What to produce: Write out, word for word, only the lines from the one with "Output a JSON" to the end of the data below.

Data provided:

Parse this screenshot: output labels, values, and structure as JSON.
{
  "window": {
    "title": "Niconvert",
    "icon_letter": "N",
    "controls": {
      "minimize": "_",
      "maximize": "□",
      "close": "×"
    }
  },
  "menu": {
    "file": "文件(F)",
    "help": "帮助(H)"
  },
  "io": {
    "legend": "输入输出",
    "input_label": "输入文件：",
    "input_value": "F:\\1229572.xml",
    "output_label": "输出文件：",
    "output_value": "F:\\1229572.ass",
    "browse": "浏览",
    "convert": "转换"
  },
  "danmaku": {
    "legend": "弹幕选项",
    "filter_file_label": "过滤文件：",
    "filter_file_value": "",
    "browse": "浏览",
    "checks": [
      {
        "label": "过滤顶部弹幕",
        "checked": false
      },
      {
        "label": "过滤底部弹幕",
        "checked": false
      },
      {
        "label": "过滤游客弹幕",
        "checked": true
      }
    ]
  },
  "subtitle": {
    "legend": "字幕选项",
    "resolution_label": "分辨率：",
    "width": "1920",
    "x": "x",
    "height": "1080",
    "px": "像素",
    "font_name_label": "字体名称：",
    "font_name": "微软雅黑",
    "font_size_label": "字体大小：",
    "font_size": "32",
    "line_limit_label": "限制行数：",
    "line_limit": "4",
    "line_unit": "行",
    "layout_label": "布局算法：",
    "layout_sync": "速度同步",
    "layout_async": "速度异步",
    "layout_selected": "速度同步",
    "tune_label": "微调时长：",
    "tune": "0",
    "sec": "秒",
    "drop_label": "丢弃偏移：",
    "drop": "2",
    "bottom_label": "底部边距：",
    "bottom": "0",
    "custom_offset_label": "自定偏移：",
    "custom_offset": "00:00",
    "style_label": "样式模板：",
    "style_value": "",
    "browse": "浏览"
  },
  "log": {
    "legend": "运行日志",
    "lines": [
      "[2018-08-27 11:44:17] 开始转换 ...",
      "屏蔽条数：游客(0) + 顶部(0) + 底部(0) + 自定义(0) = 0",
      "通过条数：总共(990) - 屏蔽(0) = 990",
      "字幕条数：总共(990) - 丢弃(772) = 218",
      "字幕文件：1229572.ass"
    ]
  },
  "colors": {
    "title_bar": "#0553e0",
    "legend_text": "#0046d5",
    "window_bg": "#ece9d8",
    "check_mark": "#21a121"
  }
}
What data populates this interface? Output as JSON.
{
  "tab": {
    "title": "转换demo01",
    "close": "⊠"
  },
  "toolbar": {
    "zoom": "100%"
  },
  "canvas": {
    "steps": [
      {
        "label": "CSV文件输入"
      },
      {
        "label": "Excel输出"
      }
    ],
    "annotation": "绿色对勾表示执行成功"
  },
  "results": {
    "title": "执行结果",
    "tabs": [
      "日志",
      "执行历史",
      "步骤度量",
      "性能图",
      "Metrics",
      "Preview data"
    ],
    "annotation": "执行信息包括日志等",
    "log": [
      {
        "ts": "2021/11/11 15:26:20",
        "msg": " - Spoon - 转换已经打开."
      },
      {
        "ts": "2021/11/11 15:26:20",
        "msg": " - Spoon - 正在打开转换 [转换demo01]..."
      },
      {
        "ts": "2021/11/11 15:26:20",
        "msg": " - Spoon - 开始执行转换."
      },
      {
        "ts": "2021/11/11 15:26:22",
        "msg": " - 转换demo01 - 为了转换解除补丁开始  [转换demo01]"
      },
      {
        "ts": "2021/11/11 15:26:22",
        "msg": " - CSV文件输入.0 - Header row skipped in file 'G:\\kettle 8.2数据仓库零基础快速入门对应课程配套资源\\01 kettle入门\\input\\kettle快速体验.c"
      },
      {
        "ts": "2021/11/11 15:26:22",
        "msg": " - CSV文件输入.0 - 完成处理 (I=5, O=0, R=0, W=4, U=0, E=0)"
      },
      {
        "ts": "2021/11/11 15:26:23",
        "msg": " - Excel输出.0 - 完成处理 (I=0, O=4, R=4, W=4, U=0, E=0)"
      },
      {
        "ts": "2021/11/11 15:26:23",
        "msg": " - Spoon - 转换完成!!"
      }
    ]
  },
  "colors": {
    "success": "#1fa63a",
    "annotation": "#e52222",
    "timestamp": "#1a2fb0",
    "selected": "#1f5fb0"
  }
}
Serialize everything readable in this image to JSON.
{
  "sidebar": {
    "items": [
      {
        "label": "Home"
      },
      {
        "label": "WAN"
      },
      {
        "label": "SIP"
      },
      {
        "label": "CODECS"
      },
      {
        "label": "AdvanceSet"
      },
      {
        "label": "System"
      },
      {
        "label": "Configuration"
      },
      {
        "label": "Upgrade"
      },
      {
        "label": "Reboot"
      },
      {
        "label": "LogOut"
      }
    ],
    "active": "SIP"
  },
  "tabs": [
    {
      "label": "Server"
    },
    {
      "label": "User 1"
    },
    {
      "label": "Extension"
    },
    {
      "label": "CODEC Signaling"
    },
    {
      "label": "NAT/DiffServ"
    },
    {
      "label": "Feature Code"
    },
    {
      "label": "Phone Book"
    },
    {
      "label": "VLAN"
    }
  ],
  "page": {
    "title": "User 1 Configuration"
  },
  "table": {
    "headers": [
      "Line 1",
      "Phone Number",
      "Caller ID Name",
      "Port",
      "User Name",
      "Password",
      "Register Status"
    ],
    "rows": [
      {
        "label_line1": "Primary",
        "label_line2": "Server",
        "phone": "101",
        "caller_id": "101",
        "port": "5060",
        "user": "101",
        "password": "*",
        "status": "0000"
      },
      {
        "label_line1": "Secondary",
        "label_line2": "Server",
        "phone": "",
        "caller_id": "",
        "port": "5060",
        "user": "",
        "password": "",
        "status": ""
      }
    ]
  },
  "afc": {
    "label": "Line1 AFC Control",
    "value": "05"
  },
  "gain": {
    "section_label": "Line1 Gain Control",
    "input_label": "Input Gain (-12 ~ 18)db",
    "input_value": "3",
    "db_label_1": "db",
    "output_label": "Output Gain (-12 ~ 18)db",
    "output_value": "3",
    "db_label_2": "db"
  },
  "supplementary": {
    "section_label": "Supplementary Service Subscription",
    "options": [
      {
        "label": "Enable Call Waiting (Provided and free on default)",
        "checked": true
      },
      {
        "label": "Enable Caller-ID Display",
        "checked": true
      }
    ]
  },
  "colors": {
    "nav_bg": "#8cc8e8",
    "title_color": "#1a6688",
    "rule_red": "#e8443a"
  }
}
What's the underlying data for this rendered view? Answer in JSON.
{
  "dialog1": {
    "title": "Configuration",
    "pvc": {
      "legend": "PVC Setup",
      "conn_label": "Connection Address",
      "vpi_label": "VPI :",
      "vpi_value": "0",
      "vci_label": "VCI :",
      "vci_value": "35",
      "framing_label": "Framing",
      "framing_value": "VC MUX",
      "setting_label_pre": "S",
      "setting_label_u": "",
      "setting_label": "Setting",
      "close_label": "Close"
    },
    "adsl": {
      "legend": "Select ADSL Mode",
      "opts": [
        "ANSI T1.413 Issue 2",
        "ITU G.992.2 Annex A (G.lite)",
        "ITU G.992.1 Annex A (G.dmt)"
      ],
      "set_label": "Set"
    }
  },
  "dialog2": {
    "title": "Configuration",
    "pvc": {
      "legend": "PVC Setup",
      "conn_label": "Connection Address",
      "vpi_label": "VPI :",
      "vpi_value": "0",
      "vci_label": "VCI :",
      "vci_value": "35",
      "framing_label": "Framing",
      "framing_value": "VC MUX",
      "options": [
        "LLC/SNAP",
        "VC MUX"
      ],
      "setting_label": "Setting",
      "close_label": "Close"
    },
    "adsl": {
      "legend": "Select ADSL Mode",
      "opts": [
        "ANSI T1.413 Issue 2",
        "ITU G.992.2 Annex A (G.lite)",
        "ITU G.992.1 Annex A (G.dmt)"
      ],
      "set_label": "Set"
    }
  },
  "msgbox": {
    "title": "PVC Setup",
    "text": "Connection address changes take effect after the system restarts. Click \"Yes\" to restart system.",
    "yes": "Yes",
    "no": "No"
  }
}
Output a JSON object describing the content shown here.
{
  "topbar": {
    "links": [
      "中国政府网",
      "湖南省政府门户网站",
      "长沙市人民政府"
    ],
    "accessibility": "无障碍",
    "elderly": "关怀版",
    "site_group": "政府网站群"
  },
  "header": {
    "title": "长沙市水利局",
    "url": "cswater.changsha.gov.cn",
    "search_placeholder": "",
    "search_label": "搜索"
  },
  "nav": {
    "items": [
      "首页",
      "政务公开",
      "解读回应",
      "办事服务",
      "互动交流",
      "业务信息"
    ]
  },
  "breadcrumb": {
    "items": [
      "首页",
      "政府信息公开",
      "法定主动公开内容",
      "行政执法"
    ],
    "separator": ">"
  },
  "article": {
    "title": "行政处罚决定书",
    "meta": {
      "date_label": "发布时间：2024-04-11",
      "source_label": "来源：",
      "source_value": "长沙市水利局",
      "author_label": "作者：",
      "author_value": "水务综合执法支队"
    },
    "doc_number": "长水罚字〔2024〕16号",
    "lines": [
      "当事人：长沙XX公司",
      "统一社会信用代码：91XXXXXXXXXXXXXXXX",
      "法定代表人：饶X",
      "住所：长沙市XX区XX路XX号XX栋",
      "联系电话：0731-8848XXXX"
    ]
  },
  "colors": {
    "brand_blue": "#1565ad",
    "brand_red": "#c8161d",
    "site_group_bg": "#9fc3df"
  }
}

Output of the task:
Output a JSON object describing the content shown here.
{
  "topbar": {
    "links": [
      "中国政府网",
      "湖南省政府门户网站",
      "长沙市人民政府"
    ],
    "accessibility": "无障碍",
    "elderly": "关怀版",
    "site_group": "政府网站群"
  },
  "header": {
    "title": "长沙市水利局",
    "url": "cswater.changsha.gov.cn",
    "search_placeholder": "",
    "search_label": "搜索"
  },
  "nav": {
    "items": [
      "首页",
      "政务公开",
      "解读回应",
      "办事服务",
      "互动交流",
      "业务信息"
    ]
  },
  "breadcrumb": {
    "items": [
      "首页",
      "政府信息公开",
      "法定主动公开内容",
      "行政执法"
    ],
    "separator": ">"
  },
  "article": {
    "title": "行政处罚决定书",
    "meta": {
      "date_label": "发布时间：2024-04-11",
      "source_label": "来源：",
      "source_value": "长沙市水利局",
      "author_label": "作者：",
      "author_value": "水务综合执法支队"
    },
    "doc_number": "长水罚字〔2024〕16号",
    "lines": [
      "当事人：长沙XX公司",
      "统一社会信用代码：91XXXXXXXXXXXXXXXX",
      "法定代表人：饶X",
      "住所：长沙市XX区XX路XX号XX栋",
      "联系电话：0731-8848XXXX"
    ]
  },
  "colors": {
    "brand_blue": "#1565ad",
    "brand_red": "#c8161d",
    "site_group_bg": "#9fc3df"
  }
}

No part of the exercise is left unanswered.